#### [Instructions for the task]
Could you copy the records below exactly, keeping none of the images?

#### [Data for processing]
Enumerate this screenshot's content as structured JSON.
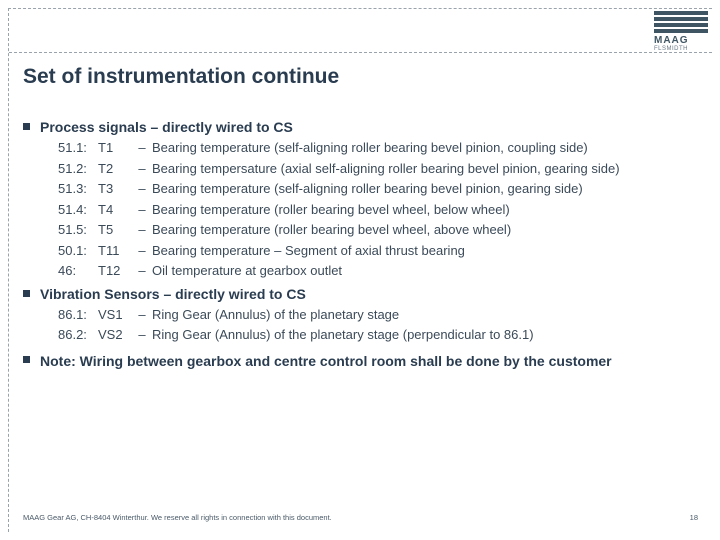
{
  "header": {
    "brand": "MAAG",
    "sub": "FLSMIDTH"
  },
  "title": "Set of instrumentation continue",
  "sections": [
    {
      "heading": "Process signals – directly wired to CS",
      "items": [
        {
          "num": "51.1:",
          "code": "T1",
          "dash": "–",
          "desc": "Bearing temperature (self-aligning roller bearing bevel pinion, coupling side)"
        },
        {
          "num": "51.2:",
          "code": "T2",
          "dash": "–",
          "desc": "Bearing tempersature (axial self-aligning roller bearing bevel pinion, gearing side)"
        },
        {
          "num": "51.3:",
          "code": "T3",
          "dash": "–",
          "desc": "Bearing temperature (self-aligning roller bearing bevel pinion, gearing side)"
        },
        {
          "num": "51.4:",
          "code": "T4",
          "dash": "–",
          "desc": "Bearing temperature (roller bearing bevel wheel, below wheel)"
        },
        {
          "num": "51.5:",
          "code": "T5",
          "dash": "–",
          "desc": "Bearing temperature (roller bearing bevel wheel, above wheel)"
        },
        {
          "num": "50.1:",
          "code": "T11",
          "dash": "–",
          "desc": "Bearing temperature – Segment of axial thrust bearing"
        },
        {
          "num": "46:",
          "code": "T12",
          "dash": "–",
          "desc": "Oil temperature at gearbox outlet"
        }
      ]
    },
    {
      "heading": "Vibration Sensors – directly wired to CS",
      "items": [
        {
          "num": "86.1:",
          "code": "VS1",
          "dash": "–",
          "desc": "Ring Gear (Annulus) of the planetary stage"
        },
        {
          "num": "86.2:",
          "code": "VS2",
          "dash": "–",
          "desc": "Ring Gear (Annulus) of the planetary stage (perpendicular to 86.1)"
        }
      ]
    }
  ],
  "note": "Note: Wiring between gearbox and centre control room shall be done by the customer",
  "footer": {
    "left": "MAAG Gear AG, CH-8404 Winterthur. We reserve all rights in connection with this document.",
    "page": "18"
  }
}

#### [Output of the task]
Enumerate this screenshot's content as structured JSON.
{
  "header": {
    "brand": "MAAG",
    "sub": "FLSMIDTH"
  },
  "title": "Set of instrumentation continue",
  "sections": [
    {
      "heading": "Process signals – directly wired to CS",
      "items": [
        {
          "num": "51.1:",
          "code": "T1",
          "dash": "–",
          "desc": "Bearing temperature (self-aligning roller bearing bevel pinion, coupling side)"
        },
        {
          "num": "51.2:",
          "code": "T2",
          "dash": "–",
          "desc": "Bearing tempersature (axial self-aligning roller bearing bevel pinion, gearing side)"
        },
        {
          "num": "51.3:",
          "code": "T3",
          "dash": "–",
          "desc": "Bearing temperature (self-aligning roller bearing bevel pinion, gearing side)"
        },
        {
          "num": "51.4:",
          "code": "T4",
          "dash": "–",
          "desc": "Bearing temperature (roller bearing bevel wheel, below wheel)"
        },
        {
          "num": "51.5:",
          "code": "T5",
          "dash": "–",
          "desc": "Bearing temperature (roller bearing bevel wheel, above wheel)"
        },
        {
          "num": "50.1:",
          "code": "T11",
          "dash": "–",
          "desc": "Bearing temperature – Segment of axial thrust bearing"
        },
        {
          "num": "46:",
          "code": "T12",
          "dash": "–",
          "desc": "Oil temperature at gearbox outlet"
        }
      ]
    },
    {
      "heading": "Vibration Sensors – directly wired to CS",
      "items": [
        {
          "num": "86.1:",
          "code": "VS1",
          "dash": "–",
          "desc": "Ring Gear (Annulus) of the planetary stage"
        },
        {
          "num": "86.2:",
          "code": "VS2",
          "dash": "–",
          "desc": "Ring Gear (Annulus) of the planetary stage (perpendicular to 86.1)"
        }
      ]
    }
  ],
  "note": "Note: Wiring between gearbox and centre control room shall be done by the customer",
  "footer": {
    "left": "MAAG Gear AG, CH-8404 Winterthur. We reserve all rights in connection with this document.",
    "page": "18"
  }
}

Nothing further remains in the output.